Think of this: Dr. Peluso examining a young girl at a Well Child Care visit, when the patient’s mother asked if he could also look at her son’s ear since he complained that morning of right ear pain. After the daughter’s exam was finished, Dr. Peluso moved on to inspect the boy’s ears. Upon examining the boy’s right ear, Dr. Peluso noticed something was obscuring his visualization of the eardrum.

Foreign body in the lumen canal.

Foreign body in the lumen canal.

“Right away I realized it was not cerumen (ear wax) and decided to try to remove it in the office. I tried a pair of tweezers without success and was about to give up, but then I remembered we had a set of alligator forceps that might do the job,” shared Dr. Peluso.

Using the CellScope Oto, Dr. Peluso was able to show the little boy what he was trying to get out of his ear. This made him comfortable enough to let Dr. Peluso try once again with the “cool” forceps. After one more try, he was able to get a good grip and pull it out whole. Much to everyone’s surprise it was a colored popcorn kernel!

The foreign body is identified; it's a colored popcorn kernel!

The foreign body is identified; it’s a colored popcorn kernel!

“I thought that would be the end of it,” said Dr. Peluso, “but a follow up video revealed he had an underlying Acute Otitis Media as well.”

The Tympanic Membrane after the kernel was removed.

The Tympanic Membrane after the popcorn kernel was removed.

Neither the mother nor the young boy could remember when he might have put the kernel in his ear, but Dr. Peluso thinks it is likely that it had been there a while and only started to become uncomfortable when the boy developed the bulging tympanic membrane.

“It was neat to be able to see a before and after video and to share it with the patient’s mom who thought it was cool too!” said Dr. Peluso.

Many thanks to one of our Pioneer physicians and two-time contributor to the Tympanic Times, Dr. Carl Peluso. Thanks for sharing!

Interested in becoming a Pioneer? Learn more here!


Announcing a New Partnership with ReelDx

REEL Dx Dark Blue We are happy to announce that we have teamed up with ReelDx to increase visibility of our respective products! ReelDx is a Portland, OR based company that uses real patient video cases to help students and professionals alike master the art of medicine.

Dr. Spiro, co-founder and Chief Medical Officer of ReelDx had this to say about the partnership, “CellScope’s innovative yet easily accessible technology is changing the way physicians gather and share quality images for diagnosis. We see a perfect synergy between our companies and are excited about this new partnership.”

ReelDx producing doctors will now be able to use the CellScope Oto to capture high quality video ear exams, which will be highlighted in the cases featured on the ReelDx platform. You will also see some of the ReelDx Oto videos and links to new case studies showing up here on the Tympanic Times Blog. Be on the look out for great content coming your way soon from the doctors at ReelDx!

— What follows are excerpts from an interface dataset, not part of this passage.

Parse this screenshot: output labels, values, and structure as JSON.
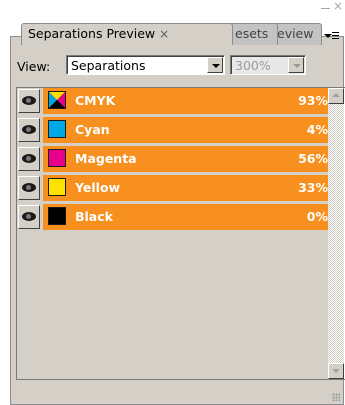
{
  "panel": {
    "tabs": [
      {
        "label": "Separations Preview",
        "active": true
      },
      {
        "label": "esets",
        "active": false
      },
      {
        "label": "eview",
        "active": false
      }
    ],
    "close_glyph": "×"
  },
  "view": {
    "label": "View:",
    "selected": "Separations",
    "zoom": "300%"
  },
  "separations": [
    {
      "name": "CMYK",
      "percent": "93%",
      "swatch": "cmyk-icon"
    },
    {
      "name": "Cyan",
      "percent": "4%",
      "swatch": "#00a8e8"
    },
    {
      "name": "Magenta",
      "percent": "56%",
      "swatch": "#e8008c"
    },
    {
      "name": "Yellow",
      "percent": "33%",
      "swatch": "#ffe100"
    },
    {
      "name": "Black",
      "percent": "0%",
      "swatch": "#000000"
    }
  ],
  "colors": {
    "row_highlight": "#f7901e",
    "panel_bg": "#d4d0c8"
  }
}
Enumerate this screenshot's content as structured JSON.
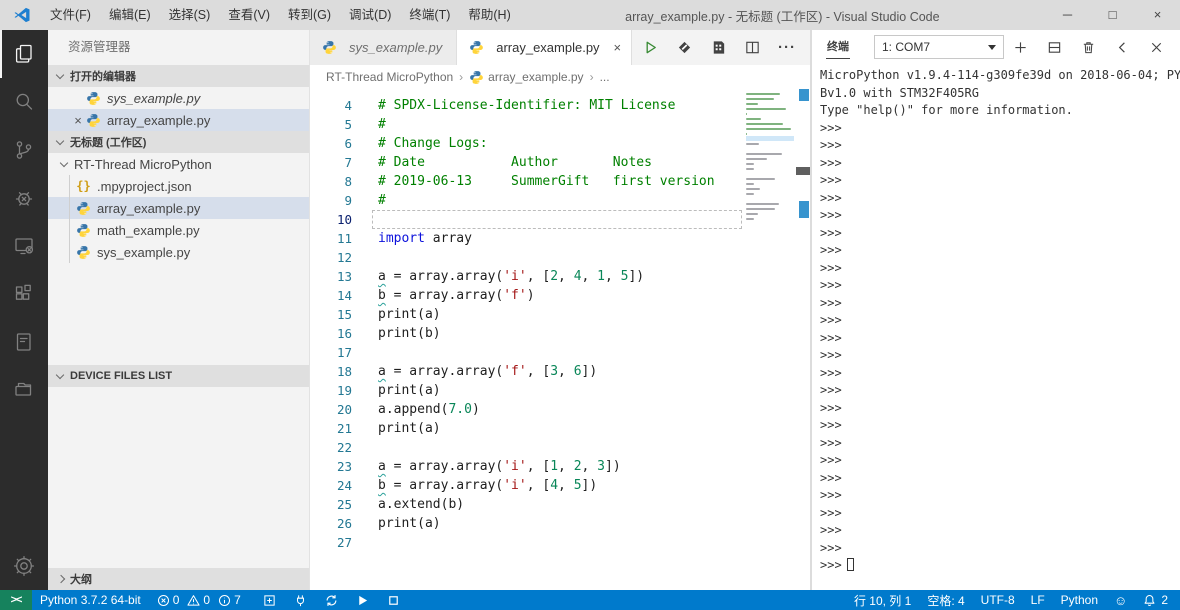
{
  "window": {
    "title": "array_example.py - 无标题 (工作区) - Visual Studio Code",
    "menus": [
      "文件(F)",
      "编辑(E)",
      "选择(S)",
      "查看(V)",
      "转到(G)",
      "调试(D)",
      "终端(T)",
      "帮助(H)"
    ],
    "controls": {
      "minimize": "─",
      "maximize": "□",
      "close": "×"
    }
  },
  "activity_bar": {
    "top": [
      {
        "name": "explorer-icon",
        "active": true
      },
      {
        "name": "search-icon",
        "active": false
      },
      {
        "name": "source-control-icon",
        "active": false
      },
      {
        "name": "debug-icon",
        "active": false
      },
      {
        "name": "device-connection-icon",
        "active": false
      },
      {
        "name": "extensions-icon",
        "active": false
      },
      {
        "name": "notebook-icon",
        "active": false
      },
      {
        "name": "folder-library-icon",
        "active": false
      }
    ],
    "bottom": [
      {
        "name": "settings-gear-icon",
        "active": false
      }
    ]
  },
  "sidebar": {
    "title": "资源管理器",
    "open_editors": {
      "header": "打开的编辑器",
      "items": [
        {
          "label": "sys_example.py",
          "icon": "python-icon",
          "preview": true,
          "selected": false,
          "close": false
        },
        {
          "label": "array_example.py",
          "icon": "python-icon",
          "preview": false,
          "selected": true,
          "close": true
        }
      ]
    },
    "workspace": {
      "header": "无标题 (工作区)",
      "folder": "RT-Thread MicroPython",
      "files": [
        {
          "label": ".mpyproject.json",
          "icon": "json-icon",
          "selected": false
        },
        {
          "label": "array_example.py",
          "icon": "python-icon",
          "selected": true
        },
        {
          "label": "math_example.py",
          "icon": "python-icon",
          "selected": false
        },
        {
          "label": "sys_example.py",
          "icon": "python-icon",
          "selected": false
        }
      ]
    },
    "device_files_header": "DEVICE FILES LIST",
    "outline_header": "大纲"
  },
  "editor": {
    "tabs": [
      {
        "label": "sys_example.py",
        "icon": "python-icon",
        "active": false,
        "preview": true,
        "close": false
      },
      {
        "label": "array_example.py",
        "icon": "python-icon",
        "active": true,
        "preview": false,
        "close": true
      }
    ],
    "toolbar": [
      {
        "name": "run-python-file-icon"
      },
      {
        "name": "micropython-run-icon"
      },
      {
        "name": "memory-chip-icon"
      },
      {
        "name": "split-editor-icon"
      },
      {
        "name": "more-actions-icon"
      }
    ],
    "breadcrumb": [
      "RT-Thread MicroPython",
      "array_example.py",
      "..."
    ],
    "code_lines": [
      {
        "n": 4,
        "t": [
          [
            "c",
            "# SPDX-License-Identifier: MIT License"
          ]
        ]
      },
      {
        "n": 5,
        "t": [
          [
            "c",
            "#"
          ]
        ]
      },
      {
        "n": 6,
        "t": [
          [
            "c",
            "# Change Logs:"
          ]
        ]
      },
      {
        "n": 7,
        "t": [
          [
            "c",
            "# Date           Author       Notes"
          ]
        ]
      },
      {
        "n": 8,
        "t": [
          [
            "c",
            "# 2019-06-13     SummerGift   first version"
          ]
        ]
      },
      {
        "n": 9,
        "t": [
          [
            "c",
            "#"
          ]
        ]
      },
      {
        "n": 10,
        "t": [],
        "current": true
      },
      {
        "n": 11,
        "t": [
          [
            "k",
            "import"
          ],
          [
            "x",
            " array"
          ]
        ]
      },
      {
        "n": 12,
        "t": []
      },
      {
        "n": 13,
        "t": [
          [
            "v",
            "a"
          ],
          [
            "x",
            " = array.array("
          ],
          [
            "s",
            "'i'"
          ],
          [
            "x",
            ", ["
          ],
          [
            "m",
            "2"
          ],
          [
            "x",
            ", "
          ],
          [
            "m",
            "4"
          ],
          [
            "x",
            ", "
          ],
          [
            "m",
            "1"
          ],
          [
            "x",
            ", "
          ],
          [
            "m",
            "5"
          ],
          [
            "x",
            "])"
          ]
        ]
      },
      {
        "n": 14,
        "t": [
          [
            "v",
            "b"
          ],
          [
            "x",
            " = array.array("
          ],
          [
            "s",
            "'f'"
          ],
          [
            "x",
            ")"
          ]
        ]
      },
      {
        "n": 15,
        "t": [
          [
            "x",
            "print(a)"
          ]
        ]
      },
      {
        "n": 16,
        "t": [
          [
            "x",
            "print(b)"
          ]
        ]
      },
      {
        "n": 17,
        "t": []
      },
      {
        "n": 18,
        "t": [
          [
            "v",
            "a"
          ],
          [
            "x",
            " = array.array("
          ],
          [
            "s",
            "'f'"
          ],
          [
            "x",
            ", ["
          ],
          [
            "m",
            "3"
          ],
          [
            "x",
            ", "
          ],
          [
            "m",
            "6"
          ],
          [
            "x",
            "])"
          ]
        ]
      },
      {
        "n": 19,
        "t": [
          [
            "x",
            "print(a)"
          ]
        ]
      },
      {
        "n": 20,
        "t": [
          [
            "x",
            "a.append("
          ],
          [
            "m",
            "7.0"
          ],
          [
            "x",
            ")"
          ]
        ]
      },
      {
        "n": 21,
        "t": [
          [
            "x",
            "print(a)"
          ]
        ]
      },
      {
        "n": 22,
        "t": []
      },
      {
        "n": 23,
        "t": [
          [
            "v",
            "a"
          ],
          [
            "x",
            " = array.array("
          ],
          [
            "s",
            "'i'"
          ],
          [
            "x",
            ", ["
          ],
          [
            "m",
            "1"
          ],
          [
            "x",
            ", "
          ],
          [
            "m",
            "2"
          ],
          [
            "x",
            ", "
          ],
          [
            "m",
            "3"
          ],
          [
            "x",
            "])"
          ]
        ]
      },
      {
        "n": 24,
        "t": [
          [
            "v",
            "b"
          ],
          [
            "x",
            " = array.array("
          ],
          [
            "s",
            "'i'"
          ],
          [
            "x",
            ", ["
          ],
          [
            "m",
            "4"
          ],
          [
            "x",
            ", "
          ],
          [
            "m",
            "5"
          ],
          [
            "x",
            "])"
          ]
        ]
      },
      {
        "n": 25,
        "t": [
          [
            "x",
            "a.extend(b)"
          ]
        ]
      },
      {
        "n": 26,
        "t": [
          [
            "x",
            "print(a)"
          ]
        ]
      },
      {
        "n": 27,
        "t": []
      }
    ]
  },
  "terminal": {
    "tab_label": "终端",
    "port_selector": "1: COM7",
    "actions": [
      {
        "name": "new-terminal-icon"
      },
      {
        "name": "split-terminal-icon"
      },
      {
        "name": "kill-terminal-icon"
      },
      {
        "name": "collapse-panel-icon"
      },
      {
        "name": "close-panel-icon"
      }
    ],
    "output_lines": [
      "MicroPython v1.9.4-114-g309fe39d on 2018-06-04; PY",
      "Bv1.0 with STM32F405RG",
      "Type \"help()\" for more information."
    ],
    "prompt": ">>>",
    "prompt_count": 26
  },
  "status_bar": {
    "remote_indicator": "><",
    "interpreter": "Python 3.7.2 64-bit",
    "problems": {
      "errors": "0",
      "warnings": "0",
      "infos": "7"
    },
    "left_icons": [
      {
        "name": "board-new-icon"
      },
      {
        "name": "usb-connect-icon"
      },
      {
        "name": "sync-icon"
      },
      {
        "name": "run-icon"
      },
      {
        "name": "stop-icon"
      }
    ],
    "cursor_position": "行 10, 列 1",
    "indentation": "空格: 4",
    "encoding": "UTF-8",
    "eol": "LF",
    "language": "Python",
    "notifications_count": "2"
  },
  "colors": {
    "accent": "#007acc",
    "remote_green": "#16825d",
    "titlebar": "#dcdcdc",
    "activitybar": "#2c2c2c",
    "sidebar": "#f3f3f3",
    "selection": "#d6deeb",
    "comment": "#008000",
    "keyword": "#0d12dc",
    "string": "#a31515",
    "number": "#098658"
  }
}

We leave you with a great video taken by Dr. Rosenbloom from ReelDx of a patient with Acute Otitis Media (AOM).

Ear Pic of the Week: A Well Visit AOM

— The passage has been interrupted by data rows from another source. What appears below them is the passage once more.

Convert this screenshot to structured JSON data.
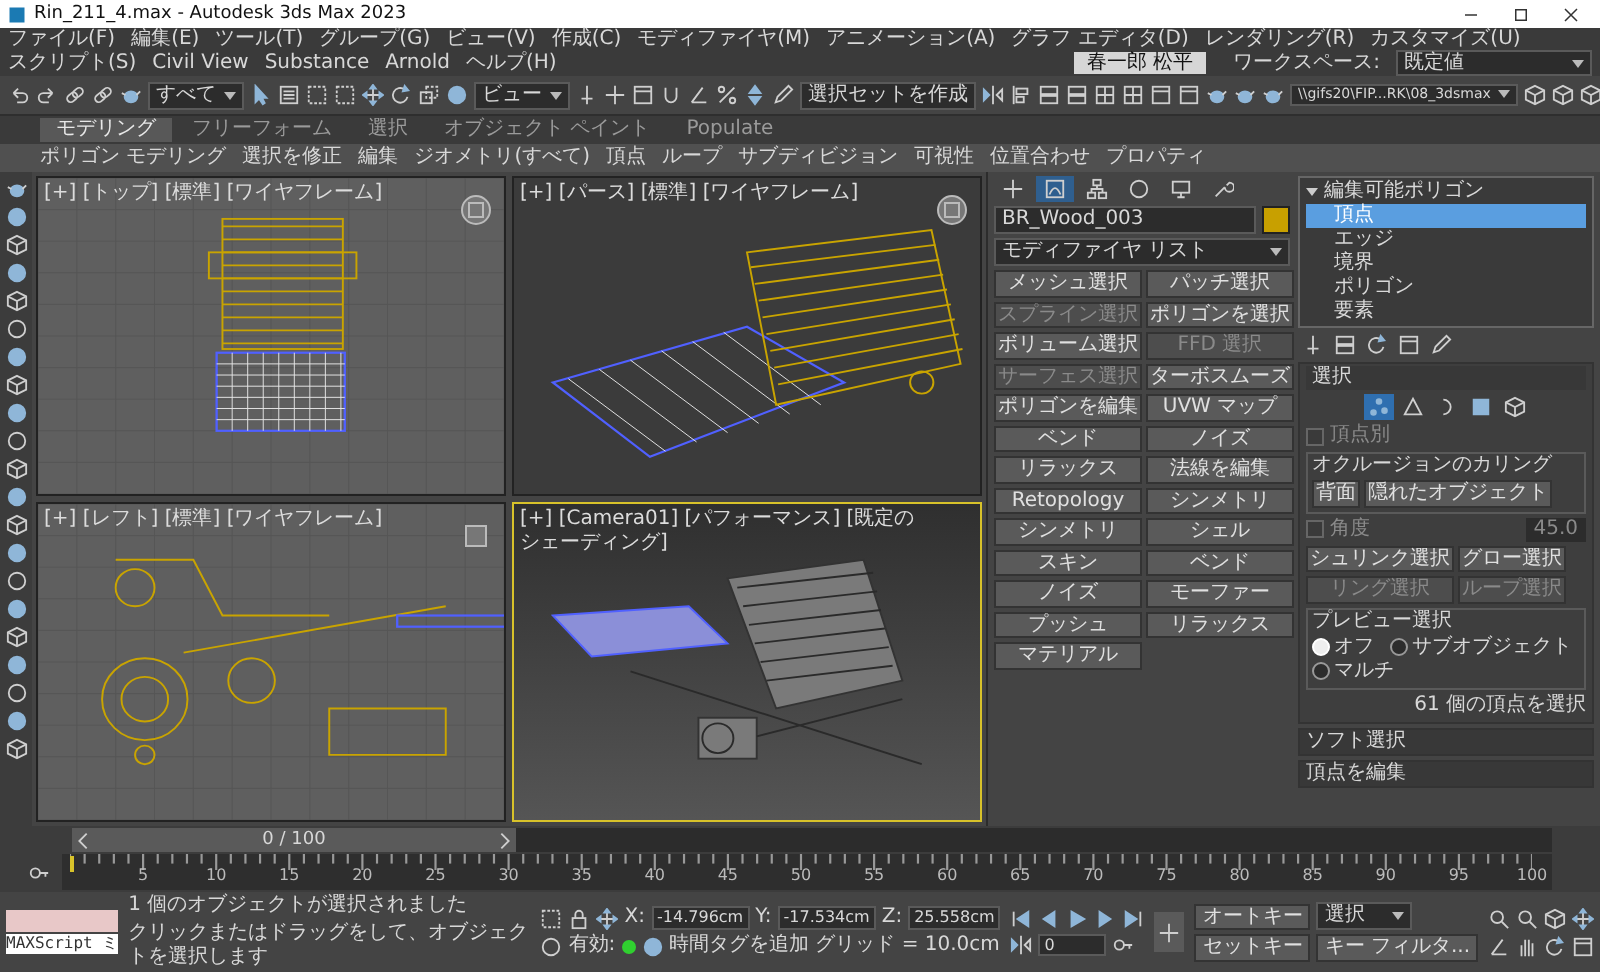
{
  "window": {
    "title": "Rin_211_4.max - Autodesk 3ds Max 2023"
  },
  "menu": [
    "ファイル(F)",
    "編集(E)",
    "ツール(T)",
    "グループ(G)",
    "ビュー(V)",
    "作成(C)",
    "モディファイヤ(M)",
    "アニメーション(A)",
    "グラフ エディタ(D)",
    "レンダリング(R)",
    "カスタマイズ(U)",
    "スクリプト(S)",
    "Civil View",
    "Substance",
    "Arnold",
    "ヘルプ(H)"
  ],
  "account": {
    "user": "春一郎 松平",
    "workspace_label": "ワークスペース:",
    "workspace": "既定値"
  },
  "toolbar": {
    "selection_filter": "すべて",
    "coordinate_system": "ビュー",
    "named_selection_set": "選択セットを作成",
    "project_folder": "\\\\gifs20\\FIP...RK\\08_3dsmax"
  },
  "ribbon": {
    "tabs": [
      {
        "label": "モデリング",
        "selected": true
      },
      {
        "label": "フリーフォーム",
        "selected": false
      },
      {
        "label": "選択",
        "selected": false
      },
      {
        "label": "オブジェクト ペイント",
        "selected": false
      },
      {
        "label": "Populate",
        "selected": false
      }
    ],
    "panels": [
      "ポリゴン モデリング",
      "選択を修正",
      "編集",
      "ジオメトリ(すべて)",
      "頂点",
      "ループ",
      "サブディビジョン",
      "可視性",
      "位置合わせ",
      "プロパティ"
    ]
  },
  "viewports": [
    {
      "kind": "top",
      "label": "[+] [トップ] [標準] [ワイヤフレーム]",
      "active": false
    },
    {
      "kind": "perspective",
      "label": "[+] [パース] [標準] [ワイヤフレーム]",
      "active": false
    },
    {
      "kind": "left",
      "label": "[+] [レフト] [標準] [ワイヤフレーム]",
      "active": false
    },
    {
      "kind": "camera",
      "label": "[+] [Camera01] [パフォーマンス] [既定のシェーディング]",
      "active": true
    }
  ],
  "command_panel": {
    "tabs": [
      {
        "selected": false
      },
      {
        "selected": true
      },
      {
        "selected": false
      },
      {
        "selected": false
      },
      {
        "selected": false
      },
      {
        "selected": false
      }
    ],
    "object_name": "BR_Wood_003",
    "modifier_list": "モディファイヤ リスト",
    "modifier_buttons": [
      {
        "label": "メッシュ選択",
        "disabled": false
      },
      {
        "label": "パッチ選択",
        "disabled": false
      },
      {
        "label": "スプライン選択",
        "disabled": true
      },
      {
        "label": "ポリゴンを選択",
        "disabled": false
      },
      {
        "label": "ボリューム選択",
        "disabled": false
      },
      {
        "label": "FFD 選択",
        "disabled": true
      },
      {
        "label": "サーフェス選択",
        "disabled": true
      },
      {
        "label": "ターボスムーズ",
        "disabled": false
      },
      {
        "label": "ポリゴンを編集",
        "disabled": false
      },
      {
        "label": "UVW マップ",
        "disabled": false
      },
      {
        "label": "ベンド",
        "disabled": false
      },
      {
        "label": "ノイズ",
        "disabled": false
      },
      {
        "label": "リラックス",
        "disabled": false
      },
      {
        "label": "法線を編集",
        "disabled": false
      },
      {
        "label": "Retopology",
        "disabled": false
      },
      {
        "label": "シンメトリ",
        "disabled": false
      },
      {
        "label": "シンメトリ",
        "disabled": false
      },
      {
        "label": "シェル",
        "disabled": false
      },
      {
        "label": "スキン",
        "disabled": false
      },
      {
        "label": "ベンド",
        "disabled": false
      },
      {
        "label": "ノイズ",
        "disabled": false
      },
      {
        "label": "モーファー",
        "disabled": false
      },
      {
        "label": "プッシュ",
        "disabled": false
      },
      {
        "label": "リラックス",
        "disabled": false
      },
      {
        "label": "マテリアル",
        "disabled": false
      }
    ],
    "stack": [
      {
        "label": "編集可能ポリゴン",
        "expanded": true,
        "children": [
          {
            "label": "頂点",
            "selected": true
          },
          {
            "label": "エッジ",
            "selected": false
          },
          {
            "label": "境界",
            "selected": false
          },
          {
            "label": "ポリゴン",
            "selected": false
          },
          {
            "label": "要素",
            "selected": false
          }
        ]
      }
    ],
    "selection": {
      "title": "選択",
      "levels": [
        {
          "selected": true
        },
        {
          "selected": false
        },
        {
          "selected": false
        },
        {
          "selected": false
        },
        {
          "selected": false
        }
      ],
      "by_vertex": {
        "label": "頂点別",
        "checked": false,
        "disabled": true
      },
      "occlusion_title": "オクルージョンのカリング",
      "occlusion_buttons": [
        "背面",
        "隠れたオブジェクト"
      ],
      "angle": {
        "label": "角度",
        "value": "45.0",
        "disabled": true
      },
      "buttons": [
        {
          "label": "シュリンク選択",
          "disabled": false
        },
        {
          "label": "グロー選択",
          "disabled": false
        },
        {
          "label": "リング選択",
          "disabled": true
        },
        {
          "label": "ループ選択",
          "disabled": true
        }
      ],
      "preview_title": "プレビュー選択",
      "preview_options": [
        {
          "label": "オフ",
          "selected": true
        },
        {
          "label": "サブオブジェクト",
          "selected": false
        },
        {
          "label": "マルチ",
          "selected": false
        }
      ],
      "status": "61 個の頂点を選択"
    },
    "collapsed_rollouts": [
      "ソフト選択",
      "頂点を編集"
    ]
  },
  "time_slider": {
    "frame": "0 / 100",
    "level": 0
  },
  "track_bar": {
    "labels": [
      "5",
      "10",
      "15",
      "20",
      "25",
      "30",
      "35",
      "40",
      "45",
      "50",
      "55",
      "60",
      "65",
      "70",
      "75",
      "80",
      "85",
      "90",
      "95",
      "100"
    ]
  },
  "status_bar": {
    "maxscript": "MAXScript ミ",
    "messages": [
      "1 個のオブジェクトが選択されました",
      "クリックまたはドラッグをして、オブジェクトを選択します"
    ],
    "coordinates": [
      {
        "axis": "X:",
        "value": "-14.796cm"
      },
      {
        "axis": "Y:",
        "value": "-17.534cm"
      },
      {
        "axis": "Z:",
        "value": "25.558cm"
      }
    ],
    "grid": "グリッド = 10.0cm",
    "enabled": {
      "label": "有効:",
      "on": true
    },
    "add_time_tag": "時間タグを追加",
    "current_frame": "0",
    "auto_key": "オートキー",
    "set_key": "セットキー",
    "key_set": "選択",
    "key_filters": "キー フィルタ..."
  }
}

Dr. Jessica Kaplan, a favorite San Francisco pediatrician in Noe Valley who has been known to say that ‘the CellScope Oto’ has replaced her traditional otoscope’ shared her AOM Case file with us this week.

Image captured by Dr. Jessica Kaplan of the left ear of an 18 month old with Acute Otitis Media

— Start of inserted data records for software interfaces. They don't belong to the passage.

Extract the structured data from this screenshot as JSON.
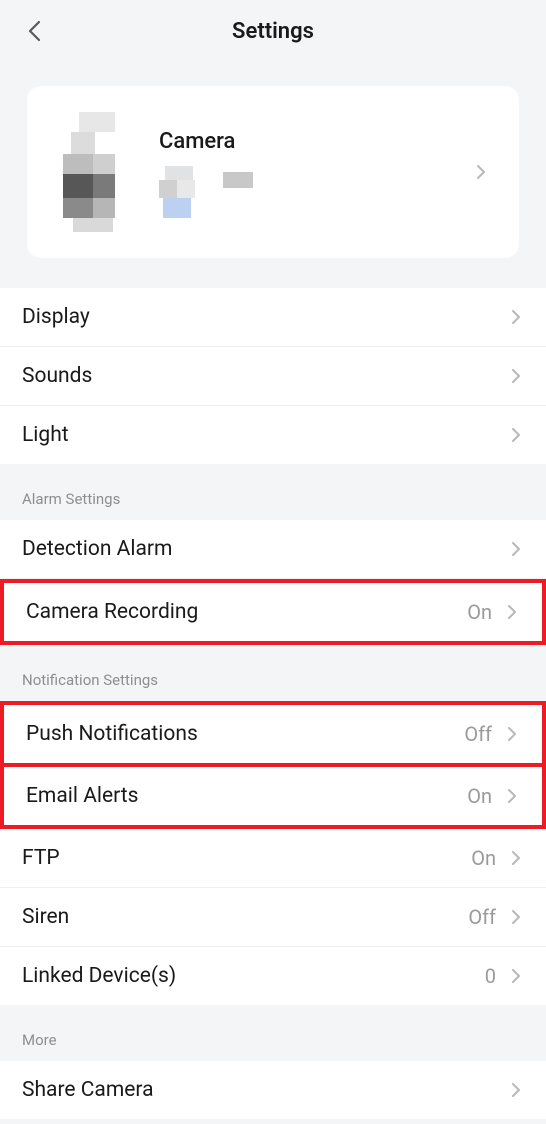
{
  "header": {
    "title": "Settings"
  },
  "device": {
    "name": "Camera"
  },
  "sections": {
    "general": {
      "display": "Display",
      "sounds": "Sounds",
      "light": "Light"
    },
    "alarm": {
      "header": "Alarm Settings",
      "detection": "Detection Alarm",
      "recording_label": "Camera Recording",
      "recording_value": "On"
    },
    "notification": {
      "header": "Notification Settings",
      "push_label": "Push Notifications",
      "push_value": "Off",
      "email_label": "Email Alerts",
      "email_value": "On",
      "ftp_label": "FTP",
      "ftp_value": "On",
      "siren_label": "Siren",
      "siren_value": "Off",
      "linked_label": "Linked Device(s)",
      "linked_value": "0"
    },
    "more": {
      "header": "More",
      "share": "Share Camera"
    }
  }
}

Image captured by Dr. Jessica Kaplan of the left ear of an 18 month old with Acute Otitis Media

This tympanic membrane pic of an 18 month old in group care who had been well for many months, although had an infant history of several episodes of bronchiolitis and wheezing, presented on well child exam with no complaints. The child had been mildly congested and upon inspection of the ear canal, Dr. Kaplan found this ear ailment. She first instructed the family to give the child oral antihistamines but the ear findings persisted. The child was ultimately treated with antibiotics and the acute Otitis Media was resolved.

Thank you, Dr. Kaplan for snapping a pic with your CellScope Oto and sharing information about the case.